* **Data provided**:
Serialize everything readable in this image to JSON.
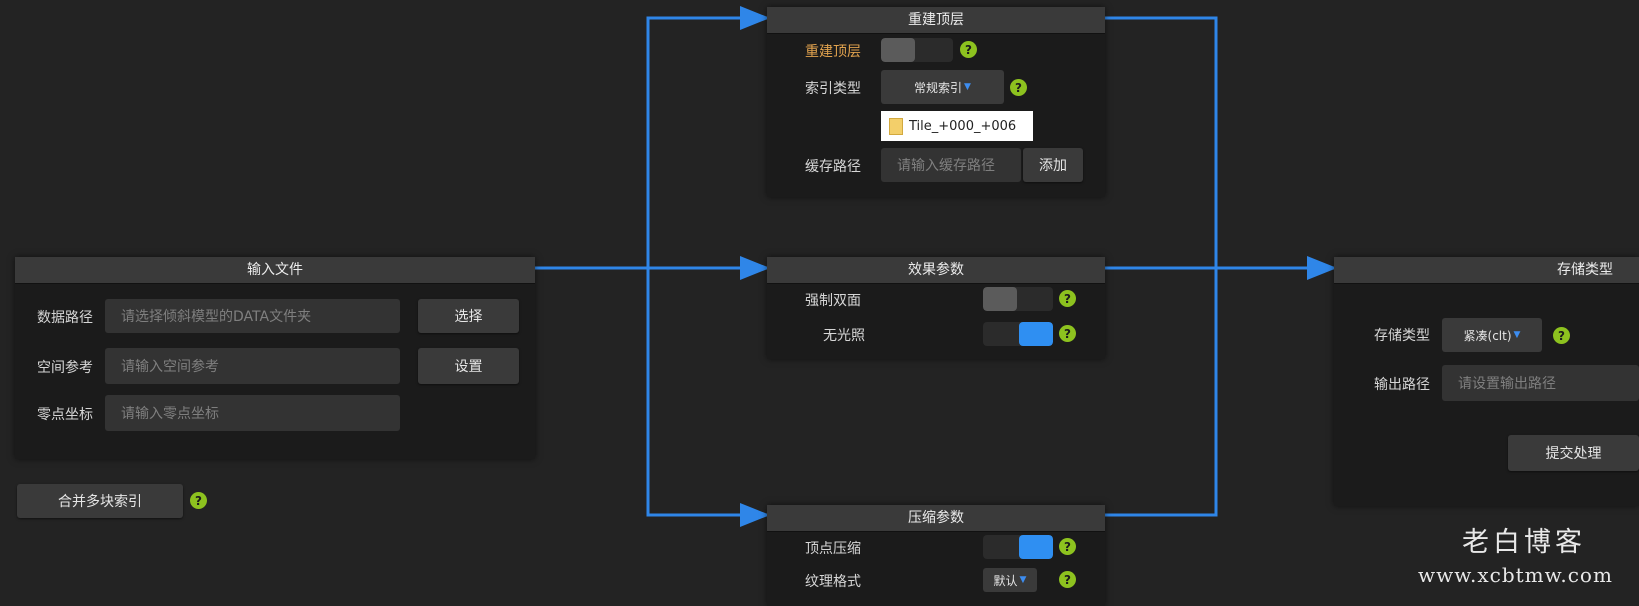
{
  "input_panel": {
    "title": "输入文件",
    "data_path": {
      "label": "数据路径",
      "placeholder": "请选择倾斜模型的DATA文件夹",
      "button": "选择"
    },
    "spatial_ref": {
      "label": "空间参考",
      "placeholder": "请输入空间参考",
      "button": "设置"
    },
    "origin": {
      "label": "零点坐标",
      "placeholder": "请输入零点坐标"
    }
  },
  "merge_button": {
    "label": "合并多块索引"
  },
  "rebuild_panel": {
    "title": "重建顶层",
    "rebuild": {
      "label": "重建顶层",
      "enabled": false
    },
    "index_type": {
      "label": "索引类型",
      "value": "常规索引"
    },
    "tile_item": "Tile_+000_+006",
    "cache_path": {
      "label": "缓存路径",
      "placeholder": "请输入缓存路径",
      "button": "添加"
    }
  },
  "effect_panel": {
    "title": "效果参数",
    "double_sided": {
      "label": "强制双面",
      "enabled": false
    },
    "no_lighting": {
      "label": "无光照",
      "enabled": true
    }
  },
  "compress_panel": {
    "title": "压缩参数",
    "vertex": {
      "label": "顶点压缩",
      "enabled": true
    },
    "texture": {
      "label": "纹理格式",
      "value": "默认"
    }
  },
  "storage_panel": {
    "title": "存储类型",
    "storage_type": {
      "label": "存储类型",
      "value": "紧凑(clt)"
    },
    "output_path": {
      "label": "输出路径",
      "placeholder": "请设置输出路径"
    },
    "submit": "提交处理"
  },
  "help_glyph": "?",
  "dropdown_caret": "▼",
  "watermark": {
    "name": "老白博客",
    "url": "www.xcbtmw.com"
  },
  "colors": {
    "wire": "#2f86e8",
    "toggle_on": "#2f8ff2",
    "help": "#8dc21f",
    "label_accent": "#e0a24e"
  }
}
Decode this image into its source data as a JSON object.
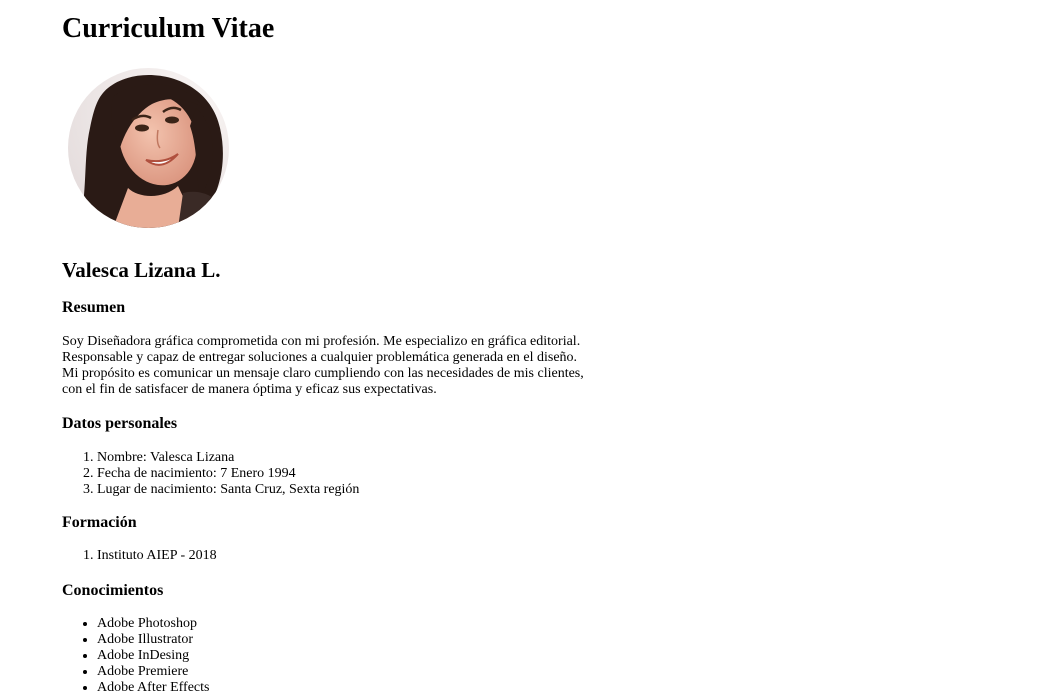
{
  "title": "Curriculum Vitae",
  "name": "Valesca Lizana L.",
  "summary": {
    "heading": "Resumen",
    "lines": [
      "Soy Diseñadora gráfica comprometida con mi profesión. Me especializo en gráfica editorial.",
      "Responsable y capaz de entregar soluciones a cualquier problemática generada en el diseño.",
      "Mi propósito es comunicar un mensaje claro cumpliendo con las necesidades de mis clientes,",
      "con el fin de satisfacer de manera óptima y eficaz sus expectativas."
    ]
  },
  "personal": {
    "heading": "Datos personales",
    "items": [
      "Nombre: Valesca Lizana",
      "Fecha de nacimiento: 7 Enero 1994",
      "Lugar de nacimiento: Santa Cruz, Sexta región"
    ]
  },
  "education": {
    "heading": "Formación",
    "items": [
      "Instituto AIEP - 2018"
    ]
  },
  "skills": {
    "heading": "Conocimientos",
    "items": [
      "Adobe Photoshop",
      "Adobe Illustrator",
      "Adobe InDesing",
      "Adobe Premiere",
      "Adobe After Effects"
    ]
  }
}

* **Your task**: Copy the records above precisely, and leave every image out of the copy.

* **Solution to this exercise**:
Serialize everything readable in this image to JSON.
{
  "input_panel": {
    "title": "输入文件",
    "data_path": {
      "label": "数据路径",
      "placeholder": "请选择倾斜模型的DATA文件夹",
      "button": "选择"
    },
    "spatial_ref": {
      "label": "空间参考",
      "placeholder": "请输入空间参考",
      "button": "设置"
    },
    "origin": {
      "label": "零点坐标",
      "placeholder": "请输入零点坐标"
    }
  },
  "merge_button": {
    "label": "合并多块索引"
  },
  "rebuild_panel": {
    "title": "重建顶层",
    "rebuild": {
      "label": "重建顶层",
      "enabled": false
    },
    "index_type": {
      "label": "索引类型",
      "value": "常规索引"
    },
    "tile_item": "Tile_+000_+006",
    "cache_path": {
      "label": "缓存路径",
      "placeholder": "请输入缓存路径",
      "button": "添加"
    }
  },
  "effect_panel": {
    "title": "效果参数",
    "double_sided": {
      "label": "强制双面",
      "enabled": false
    },
    "no_lighting": {
      "label": "无光照",
      "enabled": true
    }
  },
  "compress_panel": {
    "title": "压缩参数",
    "vertex": {
      "label": "顶点压缩",
      "enabled": true
    },
    "texture": {
      "label": "纹理格式",
      "value": "默认"
    }
  },
  "storage_panel": {
    "title": "存储类型",
    "storage_type": {
      "label": "存储类型",
      "value": "紧凑(clt)"
    },
    "output_path": {
      "label": "输出路径",
      "placeholder": "请设置输出路径"
    },
    "submit": "提交处理"
  },
  "help_glyph": "?",
  "dropdown_caret": "▼",
  "watermark": {
    "name": "老白博客",
    "url": "www.xcbtmw.com"
  },
  "colors": {
    "wire": "#2f86e8",
    "toggle_on": "#2f8ff2",
    "help": "#8dc21f",
    "label_accent": "#e0a24e"
  }
}
Decode this image into its source data as a JSON object.
{
  "title": "Curriculum Vitae",
  "name": "Valesca Lizana L.",
  "summary": {
    "heading": "Resumen",
    "lines": [
      "Soy Diseñadora gráfica comprometida con mi profesión. Me especializo en gráfica editorial.",
      "Responsable y capaz de entregar soluciones a cualquier problemática generada en el diseño.",
      "Mi propósito es comunicar un mensaje claro cumpliendo con las necesidades de mis clientes,",
      "con el fin de satisfacer de manera óptima y eficaz sus expectativas."
    ]
  },
  "personal": {
    "heading": "Datos personales",
    "items": [
      "Nombre: Valesca Lizana",
      "Fecha de nacimiento: 7 Enero 1994",
      "Lugar de nacimiento: Santa Cruz, Sexta región"
    ]
  },
  "education": {
    "heading": "Formación",
    "items": [
      "Instituto AIEP - 2018"
    ]
  },
  "skills": {
    "heading": "Conocimientos",
    "items": [
      "Adobe Photoshop",
      "Adobe Illustrator",
      "Adobe InDesing",
      "Adobe Premiere",
      "Adobe After Effects"
    ]
  }
}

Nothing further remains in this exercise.